The investigation also found that operations involving hydrogen maser clocks need to be controlled and closely monitored, the same sources said.
The agency has taken measures to correct both sets of problems, the sources added, with the agency set to replace the faulty component in rubidium clocks on satellites not yet in orbit and improve hydrogen maser clocks as well.
"The supply of the first Galileo services has not and will not be affected by the malfunctioning of the atomic clocks or by other corrective measures," Caudet said, and that the malfunctions have not affected service performance.
'Most accurate clocks ever'
The Galileo system went live in December last year, providing initial services with a weak signal, having taken 17 years at more than triple the original budget.
The civilian-controlled service is seen as strategically important for Europe, which relies on two military-run rivals—GPS and Russia's GLONASS.
ESA boasts that Galileo has the most accurate atomic clocks ever used for geolocalisation.
Similar to traditional clocks relying on the tick of a pendulum, atomic timekeepers also count regular oscillations, in this case switches between energy states of atoms stimulated by heat or light.

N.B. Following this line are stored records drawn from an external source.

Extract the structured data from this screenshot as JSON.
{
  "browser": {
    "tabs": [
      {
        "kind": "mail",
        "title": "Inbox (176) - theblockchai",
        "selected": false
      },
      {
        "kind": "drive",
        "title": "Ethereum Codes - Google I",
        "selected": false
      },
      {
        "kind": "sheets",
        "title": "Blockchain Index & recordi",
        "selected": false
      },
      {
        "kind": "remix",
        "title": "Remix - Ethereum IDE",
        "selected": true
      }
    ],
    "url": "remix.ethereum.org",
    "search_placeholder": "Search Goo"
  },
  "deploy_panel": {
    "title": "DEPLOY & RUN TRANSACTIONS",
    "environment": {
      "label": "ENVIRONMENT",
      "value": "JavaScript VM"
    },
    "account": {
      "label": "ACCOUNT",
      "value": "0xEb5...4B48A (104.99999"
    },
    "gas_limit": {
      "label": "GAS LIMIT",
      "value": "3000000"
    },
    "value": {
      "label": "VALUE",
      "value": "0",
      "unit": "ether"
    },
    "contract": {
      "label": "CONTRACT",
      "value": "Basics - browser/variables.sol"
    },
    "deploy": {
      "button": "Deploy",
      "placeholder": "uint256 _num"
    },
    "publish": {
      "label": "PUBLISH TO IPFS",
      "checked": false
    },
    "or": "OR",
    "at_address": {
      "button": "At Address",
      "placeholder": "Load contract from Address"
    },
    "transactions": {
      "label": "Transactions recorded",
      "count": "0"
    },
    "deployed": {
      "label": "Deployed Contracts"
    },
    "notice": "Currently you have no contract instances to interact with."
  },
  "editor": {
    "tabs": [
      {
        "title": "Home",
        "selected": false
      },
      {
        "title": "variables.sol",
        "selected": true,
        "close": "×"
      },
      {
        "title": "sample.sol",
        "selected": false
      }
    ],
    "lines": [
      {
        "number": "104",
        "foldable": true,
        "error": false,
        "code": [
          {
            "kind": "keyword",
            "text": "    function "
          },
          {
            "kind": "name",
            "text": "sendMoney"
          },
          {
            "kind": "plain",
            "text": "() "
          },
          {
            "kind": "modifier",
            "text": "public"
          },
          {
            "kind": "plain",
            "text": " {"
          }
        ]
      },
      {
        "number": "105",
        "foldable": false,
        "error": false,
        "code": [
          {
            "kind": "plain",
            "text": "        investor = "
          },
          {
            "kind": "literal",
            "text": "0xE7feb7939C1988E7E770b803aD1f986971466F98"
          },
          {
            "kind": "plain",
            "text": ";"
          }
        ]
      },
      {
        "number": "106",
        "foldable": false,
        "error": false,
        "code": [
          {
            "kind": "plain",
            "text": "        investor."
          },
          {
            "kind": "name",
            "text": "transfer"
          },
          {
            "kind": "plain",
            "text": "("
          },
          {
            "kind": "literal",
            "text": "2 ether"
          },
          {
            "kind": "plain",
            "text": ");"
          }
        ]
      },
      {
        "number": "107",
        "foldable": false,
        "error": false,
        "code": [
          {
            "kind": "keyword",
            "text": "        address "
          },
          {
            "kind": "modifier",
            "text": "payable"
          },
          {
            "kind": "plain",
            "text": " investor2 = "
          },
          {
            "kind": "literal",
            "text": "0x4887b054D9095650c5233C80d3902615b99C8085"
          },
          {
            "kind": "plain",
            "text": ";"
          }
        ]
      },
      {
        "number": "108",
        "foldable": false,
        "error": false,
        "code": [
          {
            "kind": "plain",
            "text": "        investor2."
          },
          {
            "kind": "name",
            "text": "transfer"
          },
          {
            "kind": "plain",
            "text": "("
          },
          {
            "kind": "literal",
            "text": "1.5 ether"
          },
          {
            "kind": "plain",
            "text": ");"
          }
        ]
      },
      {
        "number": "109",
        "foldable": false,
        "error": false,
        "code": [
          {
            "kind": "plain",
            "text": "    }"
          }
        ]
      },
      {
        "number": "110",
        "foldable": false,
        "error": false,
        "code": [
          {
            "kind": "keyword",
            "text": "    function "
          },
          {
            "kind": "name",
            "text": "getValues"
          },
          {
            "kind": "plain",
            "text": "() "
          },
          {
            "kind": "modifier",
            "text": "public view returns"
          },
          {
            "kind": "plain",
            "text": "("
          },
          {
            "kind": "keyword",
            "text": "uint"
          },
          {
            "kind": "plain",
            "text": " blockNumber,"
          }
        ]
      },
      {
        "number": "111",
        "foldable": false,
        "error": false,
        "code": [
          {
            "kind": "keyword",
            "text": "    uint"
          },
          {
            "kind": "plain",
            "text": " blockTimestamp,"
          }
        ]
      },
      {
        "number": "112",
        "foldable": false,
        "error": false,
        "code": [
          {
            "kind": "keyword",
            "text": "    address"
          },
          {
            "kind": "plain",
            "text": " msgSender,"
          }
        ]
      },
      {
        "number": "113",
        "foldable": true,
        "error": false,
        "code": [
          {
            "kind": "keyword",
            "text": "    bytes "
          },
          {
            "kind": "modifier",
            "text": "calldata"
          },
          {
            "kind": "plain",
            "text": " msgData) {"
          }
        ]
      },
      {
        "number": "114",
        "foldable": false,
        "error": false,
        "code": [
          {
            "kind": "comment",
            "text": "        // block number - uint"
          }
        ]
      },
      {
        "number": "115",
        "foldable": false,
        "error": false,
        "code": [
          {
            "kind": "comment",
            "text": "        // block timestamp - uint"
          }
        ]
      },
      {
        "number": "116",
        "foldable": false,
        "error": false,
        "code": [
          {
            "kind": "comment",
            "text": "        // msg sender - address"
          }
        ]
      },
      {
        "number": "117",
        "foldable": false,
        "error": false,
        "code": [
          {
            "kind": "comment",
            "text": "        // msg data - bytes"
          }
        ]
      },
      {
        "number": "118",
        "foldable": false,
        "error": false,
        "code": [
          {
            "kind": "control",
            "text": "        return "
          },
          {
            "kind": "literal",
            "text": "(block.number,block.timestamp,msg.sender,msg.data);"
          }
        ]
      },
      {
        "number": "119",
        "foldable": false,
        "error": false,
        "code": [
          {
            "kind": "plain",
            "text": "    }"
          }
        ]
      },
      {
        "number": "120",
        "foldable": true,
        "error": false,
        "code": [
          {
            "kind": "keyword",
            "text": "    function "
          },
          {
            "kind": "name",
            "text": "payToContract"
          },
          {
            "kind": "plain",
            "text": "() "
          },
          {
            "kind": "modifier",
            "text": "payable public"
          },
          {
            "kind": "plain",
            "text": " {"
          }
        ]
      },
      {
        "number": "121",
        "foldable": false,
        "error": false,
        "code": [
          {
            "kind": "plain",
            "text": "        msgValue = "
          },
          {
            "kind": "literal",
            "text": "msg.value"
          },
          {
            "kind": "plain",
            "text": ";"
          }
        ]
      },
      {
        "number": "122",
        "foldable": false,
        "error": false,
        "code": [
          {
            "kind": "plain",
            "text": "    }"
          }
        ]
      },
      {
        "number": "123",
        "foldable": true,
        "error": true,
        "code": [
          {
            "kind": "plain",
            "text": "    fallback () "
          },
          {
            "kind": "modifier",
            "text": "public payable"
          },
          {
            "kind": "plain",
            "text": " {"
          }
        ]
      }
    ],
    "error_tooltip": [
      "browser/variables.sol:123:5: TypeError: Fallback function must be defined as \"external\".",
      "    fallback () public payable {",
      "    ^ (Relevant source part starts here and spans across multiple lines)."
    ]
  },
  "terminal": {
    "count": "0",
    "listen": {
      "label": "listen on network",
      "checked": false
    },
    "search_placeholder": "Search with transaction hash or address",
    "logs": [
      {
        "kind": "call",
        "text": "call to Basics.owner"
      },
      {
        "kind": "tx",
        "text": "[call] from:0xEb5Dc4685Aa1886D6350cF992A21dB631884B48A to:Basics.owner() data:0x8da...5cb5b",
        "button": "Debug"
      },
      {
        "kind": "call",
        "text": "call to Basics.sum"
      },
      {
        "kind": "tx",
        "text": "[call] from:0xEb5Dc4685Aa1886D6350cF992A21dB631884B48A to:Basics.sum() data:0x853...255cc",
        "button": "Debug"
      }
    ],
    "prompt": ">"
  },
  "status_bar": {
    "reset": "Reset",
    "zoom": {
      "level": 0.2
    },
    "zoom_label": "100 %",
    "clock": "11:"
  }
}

But Galileo has experienced many setbacks, including the placement of two satellites in the wrong orbit.
In January, ESA director general Jan Woerner announced that the system had suffered a setback with its atomic clocks.
The EU Commission expects Galileo to be fully operational by 2020.
ESA signed a contract in late June with a German-British consortium to build eight more satellites for Galileo, which will eventually comprise 30 orbiters.
Twenty-four will be operational, in three orbital planes, with the rest standing by as spares, in orbit and on the ground.
Once fully deployed, Galileo aims to pinpoint a location on Earth to within a metre—compared to several metres for GPS and GLONASS.
Clients of a paying service will be able to receive even more accurate readings—down to centimetres. Such accuracy will be very useful in search-and-rescue operations.
All new cars sold in Europe by 2018 will be fitted with Galileo for navigation and emergency calls.
Its high-precision clocks will also boost synchronisation of banking and financial transaction, telecommunications and energy smart-grids, making them more efficient.
It should also boost the safety of driverless cars.
© 2017 AFP